[What you have to do]: The word to look for is "suffix". Report every line of the entries below that has it.

[Data provided]:
________

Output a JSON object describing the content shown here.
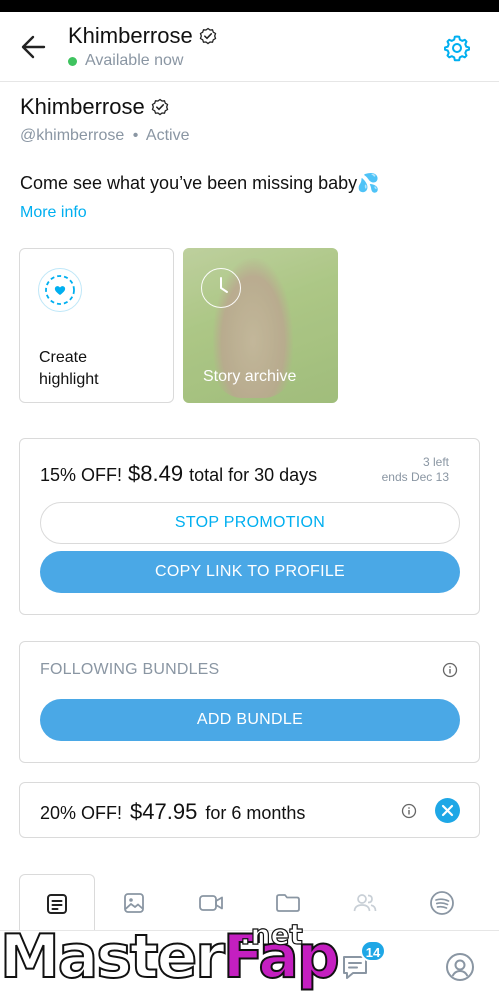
{
  "header": {
    "name": "Khimberrose",
    "status": "Available now"
  },
  "profile": {
    "name": "Khimberrose",
    "handle": "@khimberrose",
    "separator": "•",
    "activity": "Active",
    "bio": "Come see what you’ve been missing baby💦",
    "more_info": "More info"
  },
  "highlights": {
    "create_label": "Create highlight",
    "archive_label": "Story archive"
  },
  "promotion": {
    "discount": "15% OFF!",
    "price": "$8.49",
    "suffix": "total for 30 days",
    "left": "3 left",
    "ends": "ends Dec 13",
    "stop_label": "STOP PROMOTION",
    "copy_label": "COPY LINK TO PROFILE"
  },
  "bundles": {
    "title": "FOLLOWING BUNDLES",
    "add_label": "ADD BUNDLE",
    "item": {
      "discount": "20% OFF!",
      "price": "$47.95",
      "suffix": "for 6 months"
    }
  },
  "tabs": [
    "posts-icon",
    "photos-icon",
    "videos-icon",
    "folder-icon",
    "users-icon",
    "spotify-icon"
  ],
  "bottom_nav": {
    "messages_badge": "14"
  },
  "watermark": {
    "part1": "Master",
    "part2": "Fap",
    "suffix": ".net"
  },
  "colors": {
    "accent": "#00aff0",
    "button": "#4aa8e6",
    "online": "#3fc35f",
    "muted": "#8a96a3"
  }
}
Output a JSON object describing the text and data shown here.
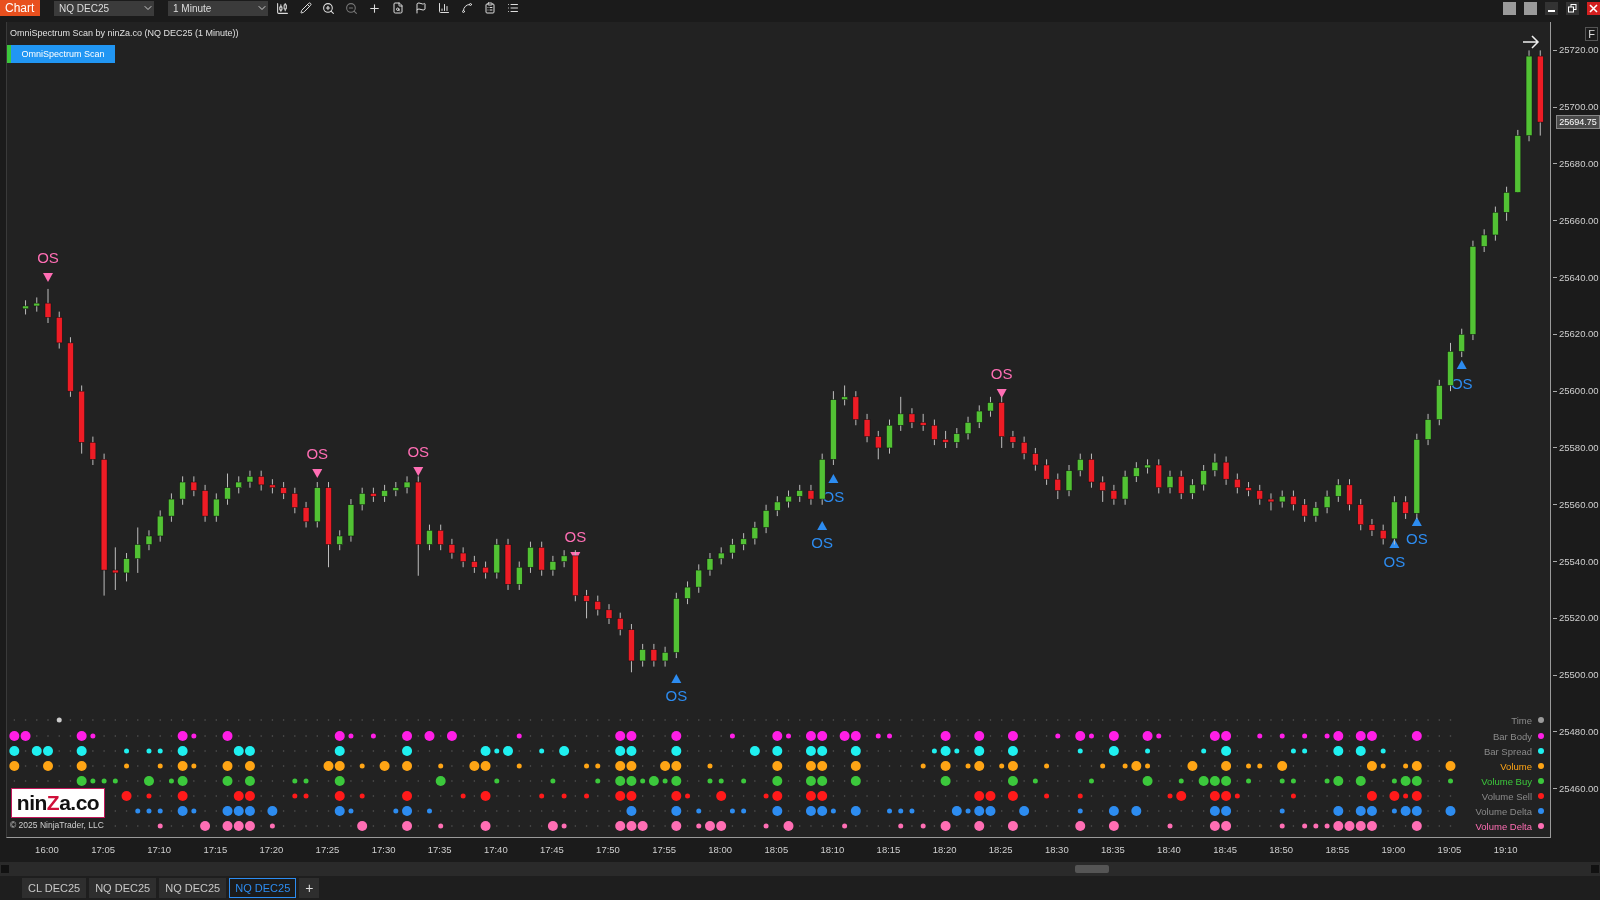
{
  "toolbar": {
    "title": "Chart",
    "instrument": "NQ DEC25",
    "interval": "1 Minute"
  },
  "chart": {
    "title": "OmniSpectrum Scan by ninZa.co (NQ DEC25 (1 Minute))",
    "indicator_button": "OmniSpectrum Scan",
    "axis_button": "F",
    "current_price": "25694.75",
    "signals": [
      {
        "kind": "sell",
        "label": "OS"
      },
      {
        "kind": "sell",
        "label": "OS"
      },
      {
        "kind": "sell",
        "label": "OS"
      },
      {
        "kind": "sell",
        "label": "OS"
      },
      {
        "kind": "buy",
        "label": "OS"
      },
      {
        "kind": "buy",
        "label": "OS"
      },
      {
        "kind": "buy",
        "label": "OS"
      },
      {
        "kind": "sell",
        "label": "OS"
      },
      {
        "kind": "buy",
        "label": "OS"
      },
      {
        "kind": "buy",
        "label": "OS"
      },
      {
        "kind": "buy",
        "label": "OS"
      }
    ],
    "scan_rows": [
      {
        "label": "Time",
        "color": "#9a9a9a",
        "highlighted": false
      },
      {
        "label": "Bar Body",
        "color": "#ff1ee6",
        "highlighted": false
      },
      {
        "label": "Bar Spread",
        "color": "#1ff0f0",
        "highlighted": false
      },
      {
        "label": "Volume",
        "color": "#ffa515",
        "highlighted": true
      },
      {
        "label": "Volume Buy",
        "color": "#3cc83c",
        "highlighted": true
      },
      {
        "label": "Volume Sell",
        "color": "#ff1a1a",
        "highlighted": false
      },
      {
        "label": "Volume Delta",
        "color": "#2d8cf0",
        "highlighted": false
      },
      {
        "label": "Volume Delta",
        "color": "#ff6eb4",
        "highlighted": true
      }
    ],
    "logo": {
      "prefix": "nin",
      "accent": "Z",
      "suffix": "a.co"
    },
    "copyright": "© 2025 NinjaTrader, LLC",
    "chart_data": {
      "type": "candlestick",
      "categories": [
        null,
        null,
        "16:00",
        null,
        null,
        null,
        null,
        "17:05",
        null,
        null,
        null,
        null,
        "17:10",
        null,
        null,
        null,
        null,
        "17:15",
        null,
        null,
        null,
        null,
        "17:20",
        null,
        null,
        null,
        null,
        "17:25",
        null,
        null,
        null,
        null,
        "17:30",
        null,
        null,
        null,
        null,
        "17:35",
        null,
        null,
        null,
        null,
        "17:40",
        null,
        null,
        null,
        null,
        "17:45",
        null,
        null,
        null,
        null,
        "17:50",
        null,
        null,
        null,
        null,
        "17:55",
        null,
        null,
        null,
        null,
        "18:00",
        null,
        null,
        null,
        null,
        "18:05",
        null,
        null,
        null,
        null,
        "18:10",
        null,
        null,
        null,
        null,
        "18:15",
        null,
        null,
        null,
        null,
        "18:20",
        null,
        null,
        null,
        null,
        "18:25",
        null,
        null,
        null,
        null,
        "18:30",
        null,
        null,
        null,
        null,
        "18:35",
        null,
        null,
        null,
        null,
        "18:40",
        null,
        null,
        null,
        null,
        "18:45",
        null,
        null,
        null,
        null,
        "18:50",
        null,
        null,
        null,
        null,
        "18:55",
        null,
        null,
        null,
        null,
        "19:00",
        null,
        null,
        null,
        null,
        "19:05",
        null,
        null,
        null,
        null,
        "19:10",
        null,
        null,
        null
      ],
      "ylim": [
        25443,
        25730
      ],
      "yticks": [
        {
          "value": 25720,
          "label": "25720.00"
        },
        {
          "value": 25700,
          "label": "25700.00"
        },
        {
          "value": 25680,
          "label": "25680.00"
        },
        {
          "value": 25660,
          "label": "25660.00"
        },
        {
          "value": 25640,
          "label": "25640.00"
        },
        {
          "value": 25620,
          "label": "25620.00"
        },
        {
          "value": 25600,
          "label": "25600.00"
        },
        {
          "value": 25580,
          "label": "25580.00"
        },
        {
          "value": 25560,
          "label": "25560.00"
        },
        {
          "value": 25540,
          "label": "25540.00"
        },
        {
          "value": 25520,
          "label": "25520.00"
        },
        {
          "value": 25500,
          "label": "25500.00"
        },
        {
          "value": 25480,
          "label": "25480.00"
        },
        {
          "value": 25460,
          "label": "25460.00"
        }
      ],
      "ohlc": [
        [
          25629,
          25632,
          25627,
          25630
        ],
        [
          25630,
          25633,
          25628,
          25631
        ],
        [
          25631,
          25636,
          25624,
          25626
        ],
        [
          25626,
          25628,
          25615,
          25617
        ],
        [
          25617,
          25619,
          25598,
          25600
        ],
        [
          25600,
          25602,
          25578,
          25582
        ],
        [
          25582,
          25584,
          25574,
          25576
        ],
        [
          25576,
          25578,
          25528,
          25537
        ],
        [
          25537,
          25545,
          25530,
          25536
        ],
        [
          25536,
          25543,
          25533,
          25541
        ],
        [
          25541,
          25552,
          25536,
          25546
        ],
        [
          25546,
          25551,
          25544,
          25549
        ],
        [
          25549,
          25558,
          25547,
          25556
        ],
        [
          25556,
          25564,
          25554,
          25562
        ],
        [
          25562,
          25570,
          25560,
          25568
        ],
        [
          25568,
          25570,
          25563,
          25565
        ],
        [
          25565,
          25567,
          25554,
          25556
        ],
        [
          25556,
          25564,
          25554,
          25562
        ],
        [
          25562,
          25571,
          25560,
          25566
        ],
        [
          25566,
          25570,
          25564,
          25568
        ],
        [
          25568,
          25572,
          25566,
          25570
        ],
        [
          25570,
          25572,
          25565,
          25567
        ],
        [
          25567,
          25569,
          25564,
          25566
        ],
        [
          25566,
          25568,
          25562,
          25564
        ],
        [
          25564,
          25566,
          25557,
          25559
        ],
        [
          25559,
          25561,
          25552,
          25554
        ],
        [
          25554,
          25568,
          25552,
          25566
        ],
        [
          25566,
          25568,
          25538,
          25546
        ],
        [
          25546,
          25551,
          25544,
          25549
        ],
        [
          25549,
          25562,
          25547,
          25560
        ],
        [
          25560,
          25566,
          25558,
          25564
        ],
        [
          25564,
          25566,
          25561,
          25563
        ],
        [
          25563,
          25567,
          25561,
          25565
        ],
        [
          25565,
          25568,
          25563,
          25566
        ],
        [
          25566,
          25570,
          25564,
          25568
        ],
        [
          25568,
          25570,
          25535,
          25546
        ],
        [
          25546,
          25553,
          25544,
          25551
        ],
        [
          25551,
          25553,
          25544,
          25546
        ],
        [
          25546,
          25548,
          25541,
          25543
        ],
        [
          25543,
          25545,
          25538,
          25540
        ],
        [
          25540,
          25542,
          25536,
          25538
        ],
        [
          25538,
          25540,
          25534,
          25536
        ],
        [
          25536,
          25548,
          25534,
          25546
        ],
        [
          25546,
          25548,
          25530,
          25532
        ],
        [
          25532,
          25540,
          25530,
          25538
        ],
        [
          25538,
          25547,
          25536,
          25545
        ],
        [
          25545,
          25547,
          25535,
          25537
        ],
        [
          25537,
          25542,
          25535,
          25540
        ],
        [
          25540,
          25544,
          25538,
          25542
        ],
        [
          25542,
          25544,
          25526,
          25528
        ],
        [
          25528,
          25530,
          25520,
          25526
        ],
        [
          25526,
          25528,
          25521,
          25523
        ],
        [
          25523,
          25525,
          25518,
          25520
        ],
        [
          25520,
          25522,
          25514,
          25516
        ],
        [
          25516,
          25518,
          25501,
          25505
        ],
        [
          25505,
          25511,
          25503,
          25509
        ],
        [
          25509,
          25511,
          25503,
          25505
        ],
        [
          25505,
          25510,
          25503,
          25508
        ],
        [
          25508,
          25529,
          25506,
          25527
        ],
        [
          25527,
          25533,
          25525,
          25531
        ],
        [
          25531,
          25539,
          25529,
          25537
        ],
        [
          25537,
          25543,
          25535,
          25541
        ],
        [
          25541,
          25545,
          25539,
          25543
        ],
        [
          25543,
          25548,
          25541,
          25546
        ],
        [
          25546,
          25550,
          25544,
          25548
        ],
        [
          25548,
          25554,
          25546,
          25552
        ],
        [
          25552,
          25560,
          25550,
          25558
        ],
        [
          25558,
          25563,
          25556,
          25561
        ],
        [
          25561,
          25565,
          25559,
          25563
        ],
        [
          25563,
          25567,
          25561,
          25565
        ],
        [
          25565,
          25567,
          25560,
          25562
        ],
        [
          25562,
          25578,
          25560,
          25576
        ],
        [
          25576,
          25600,
          25574,
          25597
        ],
        [
          25597,
          25602,
          25595,
          25598
        ],
        [
          25598,
          25600,
          25588,
          25590
        ],
        [
          25590,
          25592,
          25582,
          25584
        ],
        [
          25584,
          25586,
          25576,
          25580
        ],
        [
          25580,
          25590,
          25578,
          25588
        ],
        [
          25588,
          25598,
          25586,
          25592
        ],
        [
          25592,
          25594,
          25587,
          25589
        ],
        [
          25589,
          25592,
          25586,
          25588
        ],
        [
          25588,
          25590,
          25581,
          25583
        ],
        [
          25583,
          25586,
          25580,
          25582
        ],
        [
          25582,
          25587,
          25580,
          25585
        ],
        [
          25585,
          25591,
          25583,
          25589
        ],
        [
          25589,
          25595,
          25587,
          25593
        ],
        [
          25593,
          25598,
          25591,
          25596
        ],
        [
          25596,
          25598,
          25580,
          25584
        ],
        [
          25584,
          25586,
          25580,
          25582
        ],
        [
          25582,
          25584,
          25576,
          25578
        ],
        [
          25578,
          25580,
          25572,
          25574
        ],
        [
          25574,
          25576,
          25567,
          25569
        ],
        [
          25569,
          25571,
          25562,
          25565
        ],
        [
          25565,
          25574,
          25563,
          25572
        ],
        [
          25572,
          25578,
          25570,
          25576
        ],
        [
          25576,
          25578,
          25566,
          25568
        ],
        [
          25568,
          25570,
          25561,
          25565
        ],
        [
          25565,
          25567,
          25560,
          25562
        ],
        [
          25562,
          25572,
          25560,
          25570
        ],
        [
          25570,
          25575,
          25568,
          25573
        ],
        [
          25573,
          25576,
          25571,
          25574
        ],
        [
          25574,
          25576,
          25564,
          25566
        ],
        [
          25566,
          25572,
          25564,
          25570
        ],
        [
          25570,
          25572,
          25562,
          25564
        ],
        [
          25564,
          25569,
          25562,
          25567
        ],
        [
          25567,
          25574,
          25565,
          25572
        ],
        [
          25572,
          25578,
          25570,
          25575
        ],
        [
          25575,
          25577,
          25567,
          25569
        ],
        [
          25569,
          25571,
          25564,
          25566
        ],
        [
          25566,
          25568,
          25563,
          25565
        ],
        [
          25565,
          25567,
          25560,
          25562
        ],
        [
          25562,
          25564,
          25558,
          25561
        ],
        [
          25561,
          25565,
          25559,
          25563
        ],
        [
          25563,
          25565,
          25558,
          25560
        ],
        [
          25560,
          25562,
          25554,
          25556
        ],
        [
          25556,
          25561,
          25554,
          25559
        ],
        [
          25559,
          25565,
          25557,
          25563
        ],
        [
          25563,
          25569,
          25561,
          25567
        ],
        [
          25567,
          25569,
          25558,
          25560
        ],
        [
          25560,
          25562,
          25551,
          25553
        ],
        [
          25553,
          25555,
          25549,
          25551
        ],
        [
          25551,
          25553,
          25546,
          25548
        ],
        [
          25548,
          25563,
          25546,
          25561
        ],
        [
          25561,
          25563,
          25555,
          25557
        ],
        [
          25557,
          25585,
          25555,
          25583
        ],
        [
          25583,
          25592,
          25581,
          25590
        ],
        [
          25590,
          25604,
          25588,
          25602
        ],
        [
          25602,
          25617,
          25600,
          25614
        ],
        [
          25614,
          25622,
          25612,
          25620
        ],
        [
          25620,
          25653,
          25618,
          25651
        ],
        [
          25651,
          25657,
          25649,
          25655
        ],
        [
          25655,
          25665,
          25653,
          25663
        ],
        [
          25663,
          25672,
          25660,
          25670
        ],
        [
          25670,
          25692,
          25670,
          25690
        ],
        [
          25690,
          25720,
          25688,
          25718
        ],
        [
          25718,
          25720,
          25690,
          25694.75
        ]
      ]
    }
  },
  "tabs": [
    {
      "label": "CL DEC25",
      "selected": false
    },
    {
      "label": "NQ DEC25",
      "selected": false
    },
    {
      "label": "NQ DEC25",
      "selected": false
    },
    {
      "label": "NQ DEC25",
      "selected": true
    }
  ],
  "add_tab": "+"
}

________

[Answer]:
    "suffix": "total for 30 days",
      "suffix": "for 6 months"
    "suffix": ".net"
      "suffix": "a.co"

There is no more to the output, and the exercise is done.